U.S. Supreme Court to Decide: Will Patent Infringers Continue to be Routinely Enjoined?
The U.S. Supreme Court has agreed to consider whether a permanent injunction should ordinarily issue after a patent is found valid and infringed. A decision in the case — eBay Inc. et al. v. MercExchange, L.L.C. — is expected by July 2006.
At trial, a jury ruled for MercExchange, holding that eBay and its subsidiary, Half.com, infringed two patents; but the trial court refused MercExchange's request for a permanent injunction against the infringers. The trial court based its refusal on what it called a growing concern over the issuance of business-method patents; concerns that design-arounds by the infringers could result in repeated questions about whether infringement was continuing; public statements that MercExchange was willing to license its patents; and MercExchange's failure to ask for a preliminary injunction. Rejecting these bases on appeal, the Court of Appeals for the Federal Circuit upheld the validity and infringement of one of MercExchange's patents, but ruled that the trial court's denial of the injunction was improper because of the general rule that, absent exceptional circumstances such as issues of public health or safety, courts will issue permanent injunctions against adjudged infringers.
eBay petitioned the U.S. Supreme Court to review the question whether the general rule in patent cases is proper, arguing that it is contrary to the applicable statute and to standards usually applied in other areas of law when an injunction is sought. On November 28, 2005 the Supreme Court not only granted eBay's petition on the question it presented, the Court also took the unusual step of posing as an additional question whether one of its earlier decisions on injunctions in patent cases — the nearly 100-year-old case of Continental Paper Bag Co. v. Eastern Paper Bag Co. — should be reconsidered.

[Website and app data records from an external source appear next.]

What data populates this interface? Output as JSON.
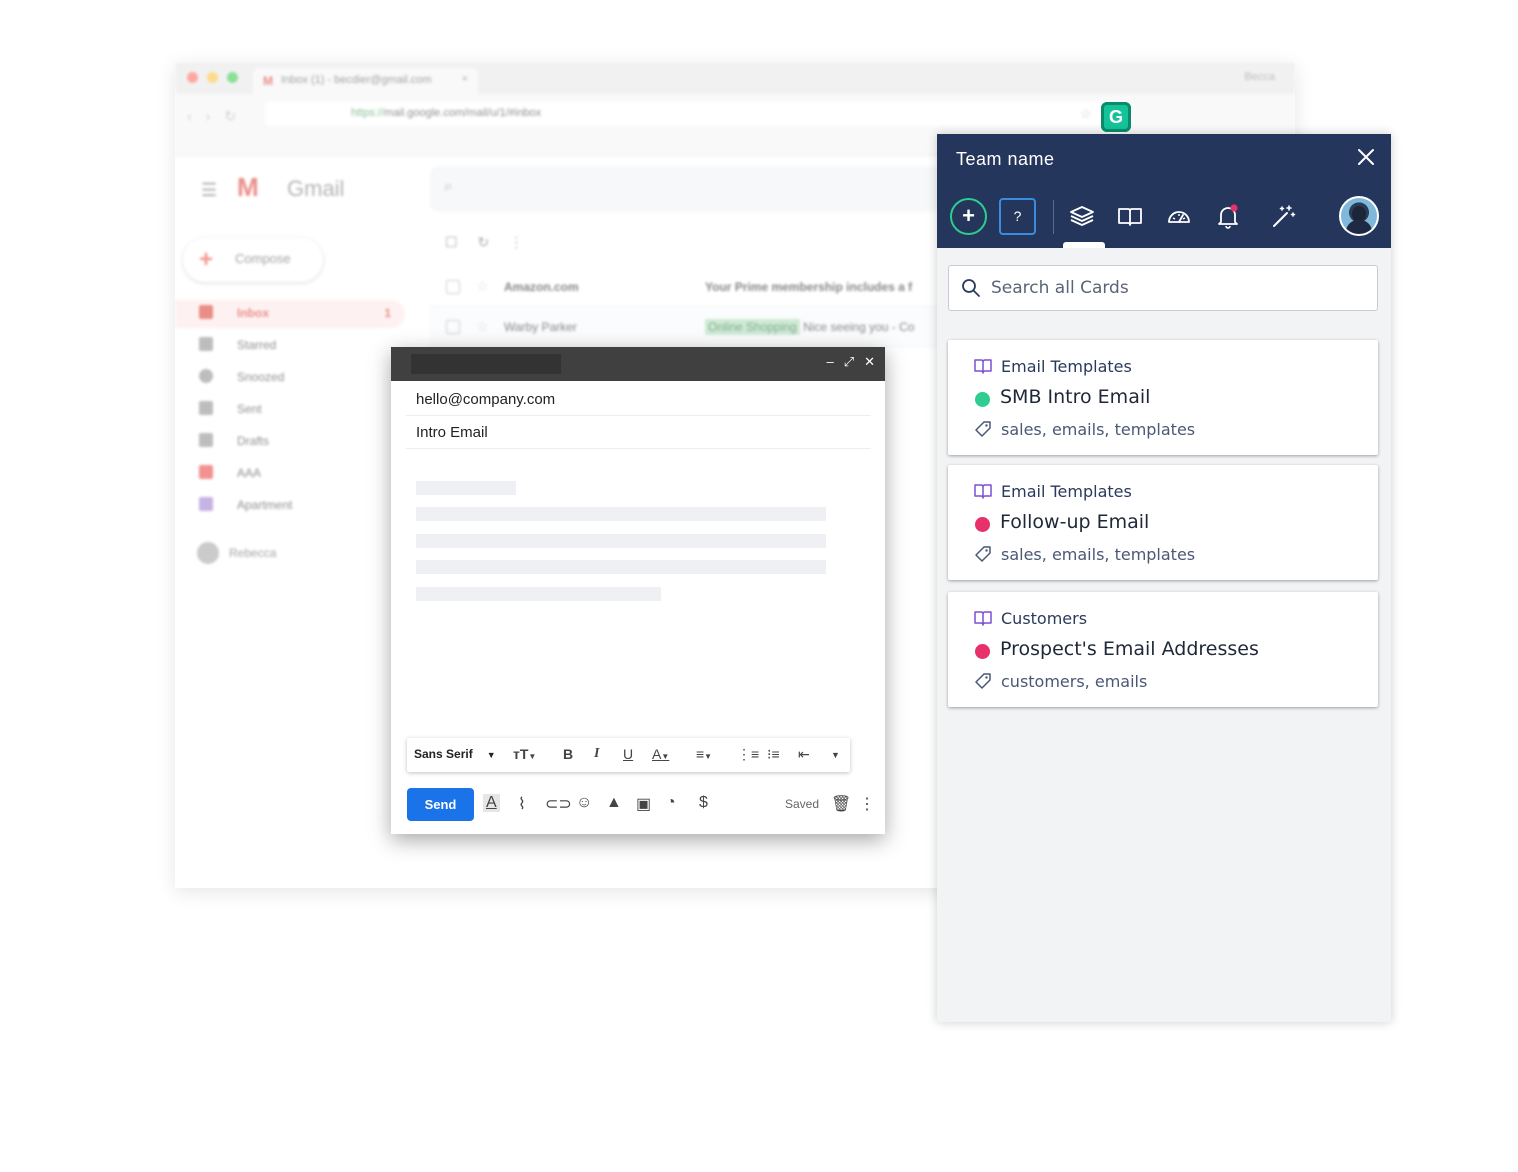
{
  "browser": {
    "tab_title": "Inbox (1) - becdier@gmail.com",
    "tab_icon": "M",
    "tab_close": "×",
    "profile": "Becca",
    "url_secure": "https://",
    "url_rest": "mail.google.com/mail/u/1/#inbox",
    "grammarly_letter": "G"
  },
  "gmail": {
    "logo": "M",
    "wordmark": "Gmail",
    "compose_label": "Compose",
    "nav": [
      {
        "label": "Inbox",
        "count": "1"
      },
      {
        "label": "Starred"
      },
      {
        "label": "Snoozed"
      },
      {
        "label": "Sent"
      },
      {
        "label": "Drafts"
      },
      {
        "label": "AAA"
      },
      {
        "label": "Apartment"
      }
    ],
    "user": "Rebecca",
    "rows": [
      {
        "from": "Amazon.com",
        "subject": "Your Prime membership includes a f"
      },
      {
        "from": "Warby Parker",
        "tag": "Online Shopping",
        "subject": "Nice seeing you - Co"
      }
    ]
  },
  "compose": {
    "to": "hello@company.com",
    "subject": "Intro Email",
    "font": "Sans Serif",
    "send_label": "Send",
    "saved_label": "Saved"
  },
  "panel": {
    "team_name": "Team name",
    "help_label": "?",
    "add_label": "+",
    "search_placeholder": "Search all Cards",
    "colors": {
      "header": "#25365c",
      "green": "#2ecc8e",
      "red": "#e8306a",
      "purple": "#7b4fd6"
    },
    "cards": [
      {
        "category": "Email Templates",
        "title": "SMB Intro Email",
        "status": "green",
        "tags": "sales, emails, templates"
      },
      {
        "category": "Email Templates",
        "title": "Follow-up Email",
        "status": "red",
        "tags": "sales, emails, templates"
      },
      {
        "category": "Customers",
        "title": "Prospect's Email Addresses",
        "status": "red",
        "tags": "customers, emails"
      }
    ]
  }
}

Of course, should the U.S. Supreme Court do away with the long-recognized rule that permanent injunctions will usually be entered against adjudged infringers, patent enforcement in the U.S. could be seriously affected. A number of friend-of-the-court briefs had already been filed while the petition for review was pending, and this will likely be repeated now that the Supreme Court has agreed to take a case that U.S. patent lawyers will be watching very closely.